Compound interest is most effective when your money has as much time as possible to grow. So when you're saving for retirement, starting as early in life as possible is key to building a robust retirement fund.
In addition, the earlier you start saving, the less you need to contribute to see exponential growth. And in some cases, you can retire with well over $1 million even if you're only earning an average salary.
The median earnings in the U.S. is approximately $48,000 per year, according to the Bureau of Labor Statistics. Say you're contributing 10% of that to your retirement fund, or $400 per month. Assuming you're earning an 8% annual return on your investments, here's approximately how much you could have saved by age 65 depending on the age you began saving:
|Age You Began Saving||Total Savings by Age 65|
The more time you have to save, the easier it will be to save an extraordinary amount for retirement. Even if you don't increase your contribution rate over the years, you can still create a hefty nest egg with help from compound interest.
What if you're behind on your savings?
Compound interest is great if you still have decades left before retirement. But time is a luxury not everyone has. So what should you do if you're falling behind?
No matter your age, it's still smart to begin saving as soon as you can. Putting it off until you have more cash to spare will only make it harder to catch up later, so starting right now is ideal. You can always boost your savings later if you can afford it, but saving what you can now will give you a head start.
The only exception would be if you don't have some savings set aside in an emergency fund. Unexpected expenses will pop up sooner or later, and withdrawing money from your retirement fund before you retire can result in some hefty penalties.
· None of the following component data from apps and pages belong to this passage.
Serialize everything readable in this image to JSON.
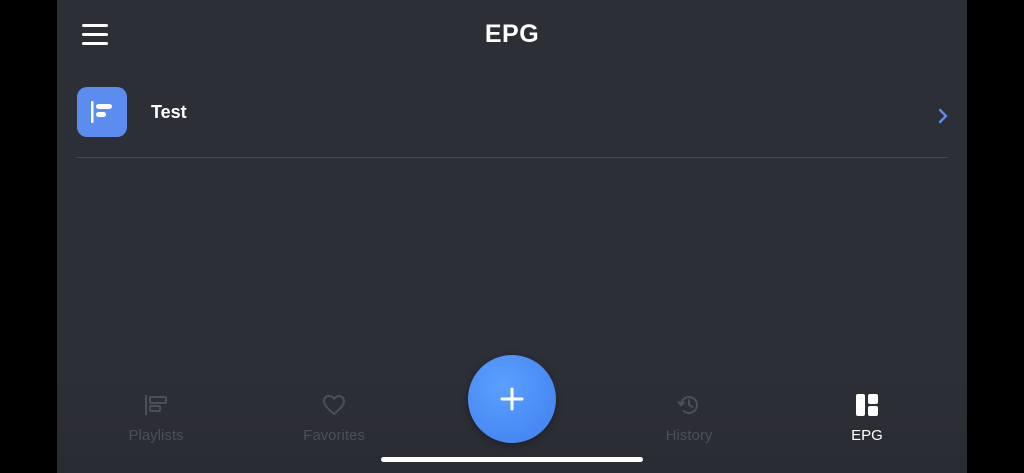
{
  "header": {
    "title": "EPG",
    "menu_icon": "hamburger-menu-icon"
  },
  "list": {
    "items": [
      {
        "label": "Test",
        "icon": "epg-list-icon",
        "chevron": "chevron-right-icon"
      }
    ]
  },
  "tabbar": {
    "tabs": [
      {
        "label": "Playlists",
        "icon": "playlists-icon",
        "active": false
      },
      {
        "label": "Favorites",
        "icon": "heart-icon",
        "active": false
      },
      {
        "label": "History",
        "icon": "history-icon",
        "active": false
      },
      {
        "label": "EPG",
        "icon": "epg-grid-icon",
        "active": true
      }
    ],
    "fab_icon": "plus-icon"
  },
  "colors": {
    "background": "#2d2f36",
    "accent": "#5b8def",
    "inactive_tab": "#4b4f5a",
    "active_tab": "#ffffff"
  }
}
By stashing around three to six months' worth of savings in an emergency fund, you can leave your retirement fund alone and let compound interest do its job.
Whatever you do, remember that saving anything at all is better than ignoring the problem until it's too late. The sooner you begin saving, the easier it will be for your money to reach its full potential.